Data extracts:

···

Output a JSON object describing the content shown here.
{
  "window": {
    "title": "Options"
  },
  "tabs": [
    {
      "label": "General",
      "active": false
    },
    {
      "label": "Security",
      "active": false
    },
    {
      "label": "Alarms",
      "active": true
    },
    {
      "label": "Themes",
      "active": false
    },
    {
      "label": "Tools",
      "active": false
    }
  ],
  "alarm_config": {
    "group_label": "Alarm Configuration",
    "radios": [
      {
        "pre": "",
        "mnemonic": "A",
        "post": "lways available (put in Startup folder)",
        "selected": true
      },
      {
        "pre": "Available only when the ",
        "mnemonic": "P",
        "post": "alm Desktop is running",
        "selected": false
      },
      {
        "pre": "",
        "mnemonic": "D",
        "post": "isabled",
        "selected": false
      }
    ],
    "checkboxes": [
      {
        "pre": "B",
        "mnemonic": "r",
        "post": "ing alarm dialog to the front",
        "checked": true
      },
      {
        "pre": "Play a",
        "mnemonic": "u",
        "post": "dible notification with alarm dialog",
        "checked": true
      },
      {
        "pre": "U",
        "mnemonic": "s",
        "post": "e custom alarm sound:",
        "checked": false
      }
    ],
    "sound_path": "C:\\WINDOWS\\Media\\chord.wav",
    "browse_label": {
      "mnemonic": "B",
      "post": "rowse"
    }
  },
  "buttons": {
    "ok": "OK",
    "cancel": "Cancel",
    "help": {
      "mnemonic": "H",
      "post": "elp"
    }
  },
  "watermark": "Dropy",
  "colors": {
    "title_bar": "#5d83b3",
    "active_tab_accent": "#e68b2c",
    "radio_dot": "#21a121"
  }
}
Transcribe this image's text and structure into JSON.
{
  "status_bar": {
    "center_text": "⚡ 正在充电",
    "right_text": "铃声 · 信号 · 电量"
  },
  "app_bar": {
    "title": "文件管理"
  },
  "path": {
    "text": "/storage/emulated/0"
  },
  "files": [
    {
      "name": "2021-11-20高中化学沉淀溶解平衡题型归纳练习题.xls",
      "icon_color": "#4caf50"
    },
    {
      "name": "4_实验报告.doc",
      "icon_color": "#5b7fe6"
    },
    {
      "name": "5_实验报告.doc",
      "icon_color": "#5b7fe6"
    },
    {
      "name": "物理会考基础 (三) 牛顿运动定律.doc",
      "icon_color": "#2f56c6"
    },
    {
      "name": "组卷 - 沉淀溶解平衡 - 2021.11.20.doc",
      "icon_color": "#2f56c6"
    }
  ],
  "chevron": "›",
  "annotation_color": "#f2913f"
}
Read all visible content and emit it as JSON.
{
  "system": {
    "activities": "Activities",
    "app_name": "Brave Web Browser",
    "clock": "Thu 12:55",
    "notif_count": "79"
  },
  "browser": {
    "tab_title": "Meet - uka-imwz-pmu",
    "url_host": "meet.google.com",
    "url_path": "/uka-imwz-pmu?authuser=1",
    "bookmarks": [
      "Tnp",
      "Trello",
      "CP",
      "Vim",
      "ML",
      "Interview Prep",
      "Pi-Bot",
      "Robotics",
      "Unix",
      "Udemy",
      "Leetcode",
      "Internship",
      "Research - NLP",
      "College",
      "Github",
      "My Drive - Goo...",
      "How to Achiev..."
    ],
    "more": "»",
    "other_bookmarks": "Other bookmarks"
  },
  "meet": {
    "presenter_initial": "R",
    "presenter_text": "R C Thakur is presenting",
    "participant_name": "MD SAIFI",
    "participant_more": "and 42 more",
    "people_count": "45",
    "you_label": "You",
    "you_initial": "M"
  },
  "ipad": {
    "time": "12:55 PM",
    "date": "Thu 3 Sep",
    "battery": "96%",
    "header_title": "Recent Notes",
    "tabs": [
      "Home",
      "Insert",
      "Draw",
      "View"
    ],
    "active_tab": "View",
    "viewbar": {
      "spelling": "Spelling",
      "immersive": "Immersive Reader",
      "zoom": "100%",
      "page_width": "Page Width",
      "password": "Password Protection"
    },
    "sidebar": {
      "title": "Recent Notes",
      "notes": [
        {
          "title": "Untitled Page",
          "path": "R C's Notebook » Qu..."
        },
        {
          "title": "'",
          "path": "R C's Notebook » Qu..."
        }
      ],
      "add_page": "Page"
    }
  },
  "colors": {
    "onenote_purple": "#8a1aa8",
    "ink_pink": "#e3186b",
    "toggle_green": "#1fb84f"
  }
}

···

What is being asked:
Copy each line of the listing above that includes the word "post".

Written response:
        "post": "lways available (put in Startup folder)",
        "post": "alm Desktop is running",
        "post": "isabled",
        "post": "ing alarm dialog to the front",
        "post": "dible notification with alarm dialog",
        "post": "e custom alarm sound:",
      "post": "rowse"
      "post": "elp"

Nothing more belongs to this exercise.